The United Republic of Tanzania has launched the second phase of the Global Framework for Climate Services (GFCS) Adaption Programme in Africa project with the aim of increasing resilience of people most vulnerable to the impacts of weather and climate-related hazards.
The multi-agency project, funded by the government of Norway, prioritizes the climate sensitive sectors of disaster risk reduction, food security and health. It focuses on the provision of high-quality and reliable climate services, including downscaled, localized forecasts.
The first phase of the project ran from 2014 to 2017. The second phase was launched at a ceremony in Dar es Salaam on 18 September. It will be implemented in collaboration with the Tanzania Red Cross Society and Intenational Federation of Red Cross and Red Crescent Societies; the World Health Organization; the Ministry of Health, Community Development, Gender, Elderly; Tanzania World Food Program; the Ministry of Agriculture; and Tanzania Meteorological Agency.
Faustin Kamuzora, Permanent Secretary in the Prime Minister’s Office (Policy and Coordination) and Chair of the Tanzania Disaster Management Council said the project has come at the right time as it will compliment on the ongoing Government efforts in adaptation to climate change impacts and disaster risk management.
He welcomed the improved provision of accurate, reliable and timely weather and climate related information and products so as to help the society to manage climate related hazards.
“I am pleased that in few past years the accuracy of forecasts issued by the Tanzania Meteorological Agency stands at 80% and above. In particular the past March to May season the accuracy reached 96%,” said Mr Kamuzora.
Agnes Kijazi, Director-General of the Tanzania Meteorological Agency appreciated the continued support offered by the Government of Tanzania, the Government of Norway, the World Meteorological Organization (WMO) and all the implementing partners.
Ms Kijazi pointed out that the next phase of the project will build on achievements made over the past four years.
“The Phase II project activities have also been aligned with the current potential gaps in climate services as stipulated in the National Framework for Climate Services (NFCS) as per user needs and the five years development plan of the country,” said Ms Kijazi.
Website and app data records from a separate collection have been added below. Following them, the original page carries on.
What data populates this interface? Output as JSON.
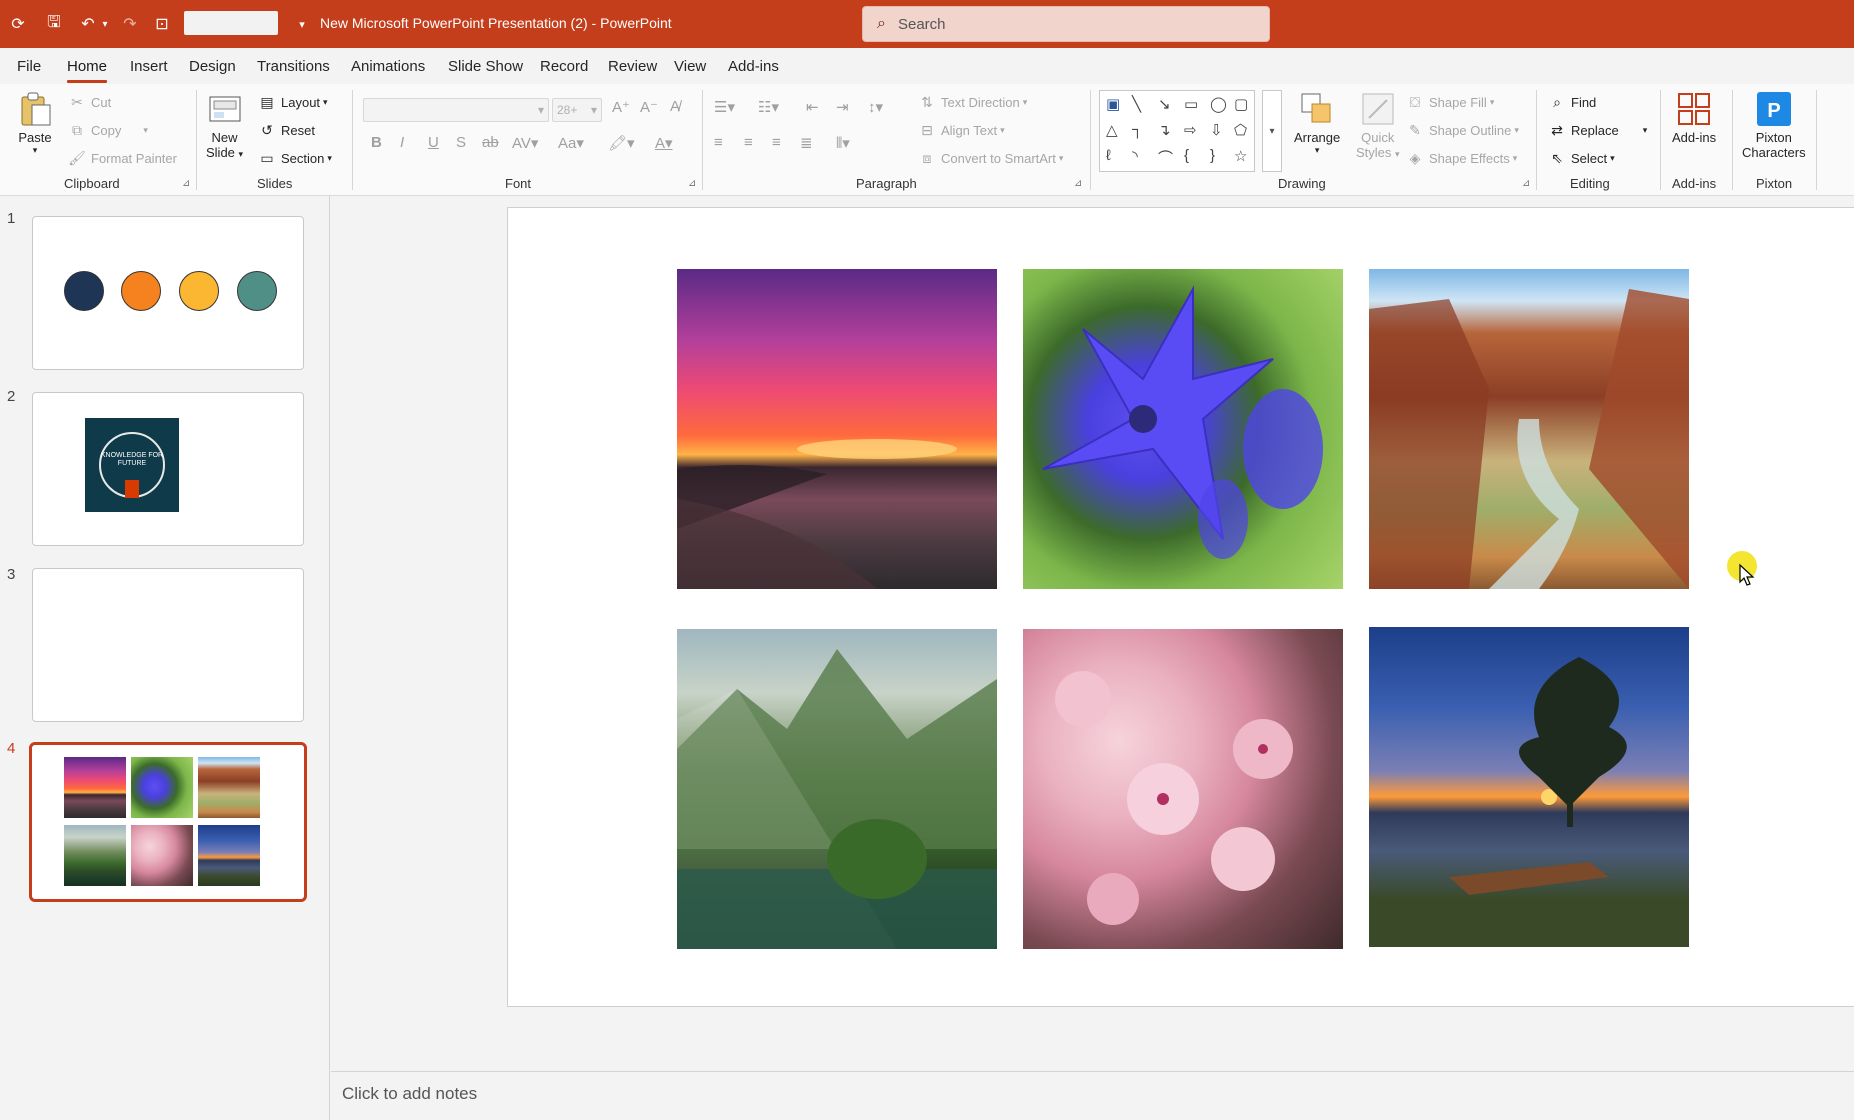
{
  "window": {
    "doc_title": "New Microsoft PowerPoint Presentation (2)  -  PowerPoint",
    "search_placeholder": "Search"
  },
  "menu": {
    "tabs": [
      "File",
      "Home",
      "Insert",
      "Design",
      "Transitions",
      "Animations",
      "Slide Show",
      "Record",
      "Review",
      "View",
      "Add-ins"
    ],
    "active": "Home"
  },
  "ribbon": {
    "clipboard": {
      "label": "Clipboard",
      "paste": "Paste",
      "cut": "Cut",
      "copy": "Copy",
      "format_painter": "Format Painter"
    },
    "slides": {
      "label": "Slides",
      "new_slide_1": "New",
      "new_slide_2": "Slide",
      "layout": "Layout",
      "reset": "Reset",
      "section": "Section"
    },
    "font": {
      "label": "Font",
      "size": "28+"
    },
    "paragraph": {
      "label": "Paragraph",
      "text_direction": "Text Direction",
      "align_text": "Align Text",
      "convert_smartart": "Convert to SmartArt"
    },
    "drawing": {
      "label": "Drawing",
      "arrange": "Arrange",
      "quick_1": "Quick",
      "quick_2": "Styles",
      "shape_fill": "Shape Fill",
      "shape_outline": "Shape Outline",
      "shape_effects": "Shape Effects"
    },
    "editing": {
      "label": "Editing",
      "find": "Find",
      "replace": "Replace",
      "select": "Select"
    },
    "addins": {
      "label": "Add-ins",
      "button": "Add-ins"
    },
    "pixton": {
      "label": "Pixton",
      "button_1": "Pixton",
      "button_2": "Characters"
    }
  },
  "thumbnails": {
    "numbers": [
      "1",
      "2",
      "3",
      "4"
    ],
    "selected": 4,
    "slide1_colors": [
      "#1e3556",
      "#f5821f",
      "#fbb731",
      "#4f8f86"
    ],
    "slide2_logo_text": "KNOWLEDGE FOR FUTURE"
  },
  "slide": {
    "images": [
      "sunset-beach",
      "blue-flower",
      "canyon-river",
      "mountain-lake",
      "cherry-blossom",
      "lake-sunset-tree"
    ]
  },
  "notes": {
    "placeholder": "Click to add notes"
  }
}
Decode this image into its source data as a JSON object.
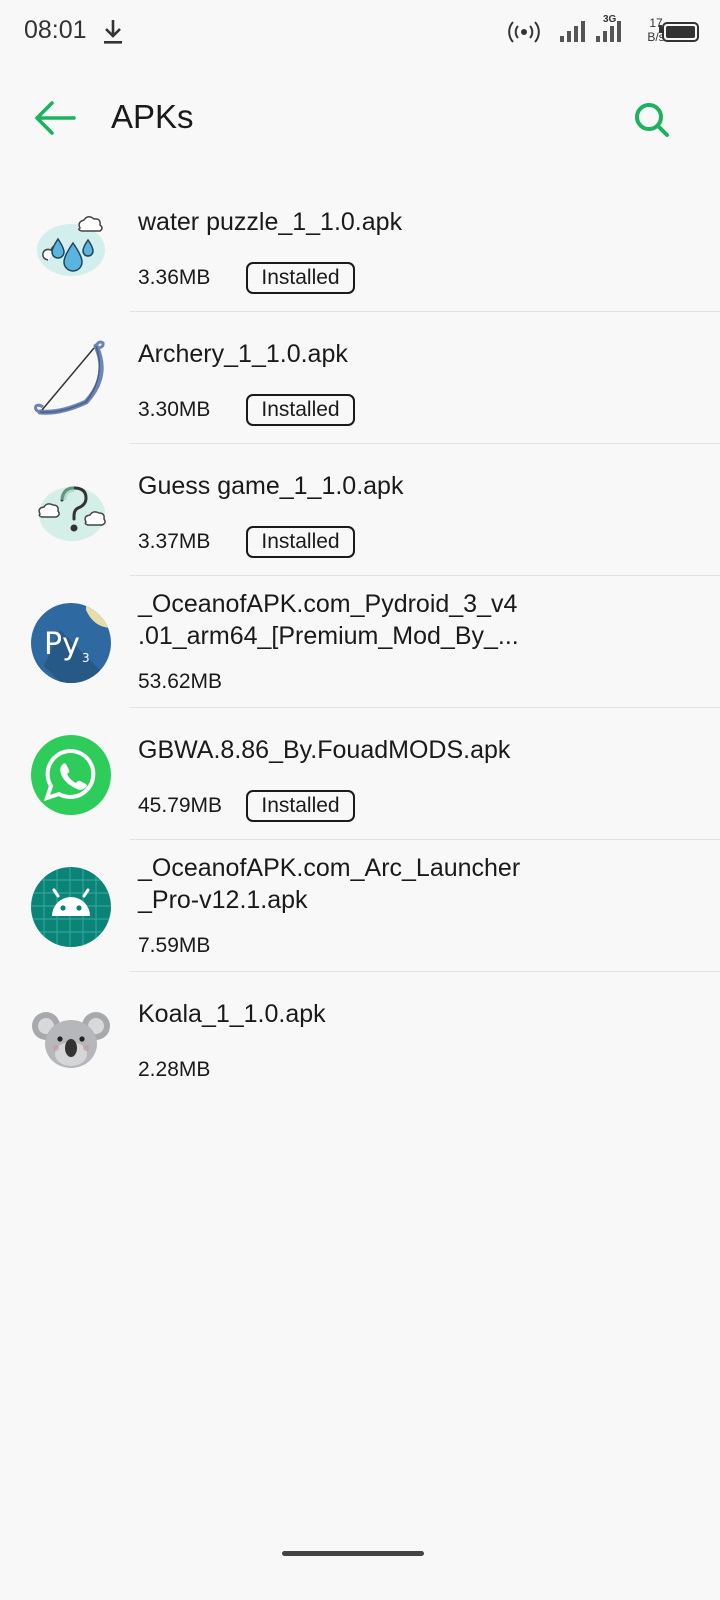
{
  "status": {
    "time": "08:01",
    "network_type": "3G",
    "net_speed_value": "17",
    "net_speed_unit": "B/s",
    "icons": [
      "download-icon",
      "hotspot-icon",
      "signal-icon",
      "signal-icon",
      "battery-icon"
    ]
  },
  "header": {
    "title": "APKs",
    "accent": "#1bb35f"
  },
  "files": [
    {
      "name": "water puzzle_1_1.0.apk",
      "size": "3.36MB",
      "badge": "Installed",
      "icon": "water-drops-icon"
    },
    {
      "name": "Archery_1_1.0.apk",
      "size": "3.30MB",
      "badge": "Installed",
      "icon": "bow-icon"
    },
    {
      "name": "Guess game_1_1.0.apk",
      "size": "3.37MB",
      "badge": "Installed",
      "icon": "question-cloud-icon"
    },
    {
      "name": "_OceanofAPK.com_Pydroid_3_v4\n.01_arm64_[Premium_Mod_By_...",
      "size": "53.62MB",
      "badge": "",
      "icon": "pydroid-icon"
    },
    {
      "name": "GBWA.8.86_By.FouadMODS.apk",
      "size": "45.79MB",
      "badge": "Installed",
      "icon": "whatsapp-icon"
    },
    {
      "name": "_OceanofAPK.com_Arc_Launcher\n_Pro-v12.1.apk",
      "size": "7.59MB",
      "badge": "",
      "icon": "android-icon"
    },
    {
      "name": "Koala_1_1.0.apk",
      "size": "2.28MB",
      "badge": "",
      "icon": "koala-icon"
    }
  ]
}
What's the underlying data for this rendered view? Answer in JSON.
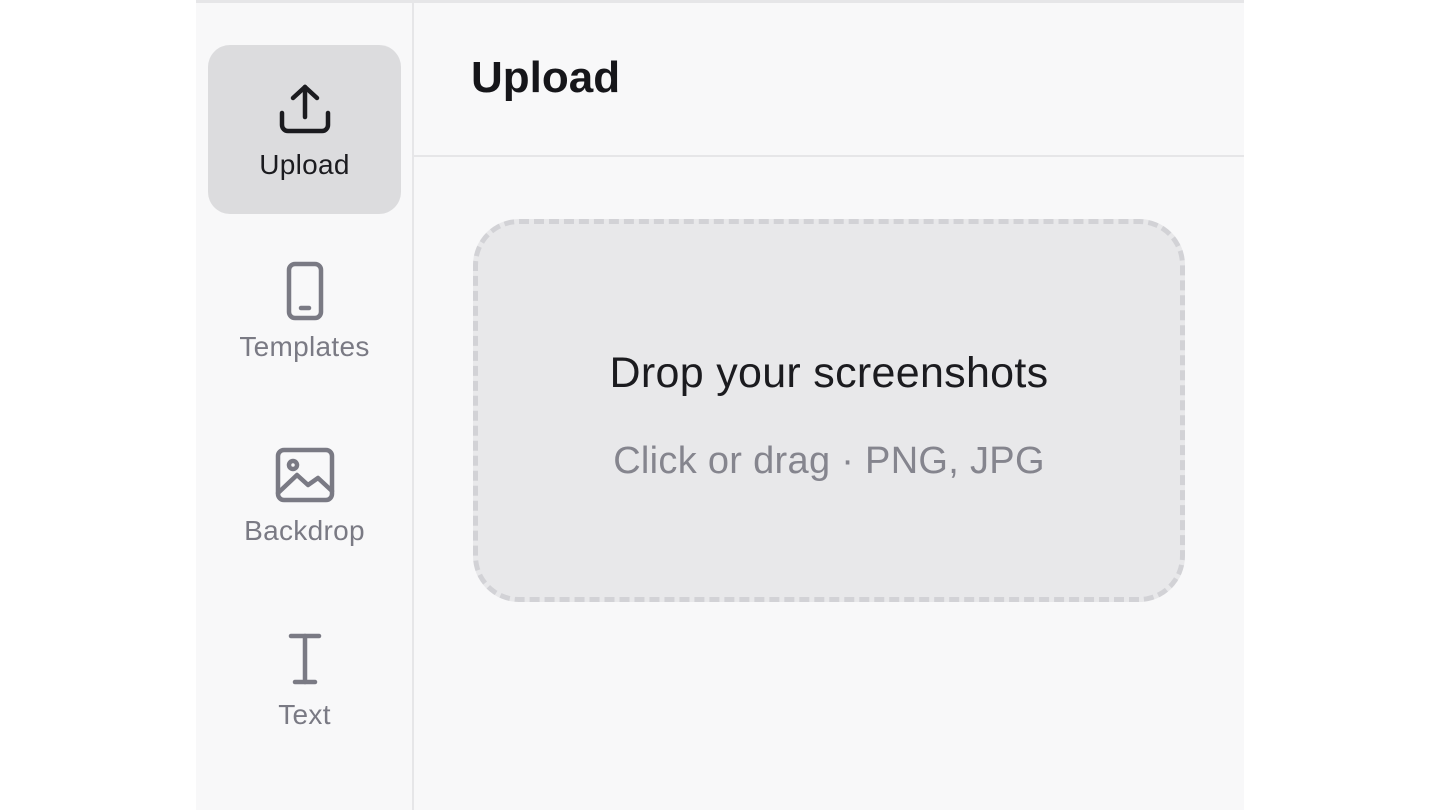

“Weather and climate services are an essential solution to the climate crisis the world is facing. These services are critical to the success of the Sendai Framework on disaster risk reduction and the Paris Agreement on climate change and they directly underpin the achievement of several of the Sustainable Development Goals,” said Erica Allis of WMO and the GFCS.
The representative from the Norwegian Embassy in Dar es Salaam, Yassin Mkwizu, urged all partners to make use of lessons learnt, user feedback, and best practices acquired during the implementation of Phase I.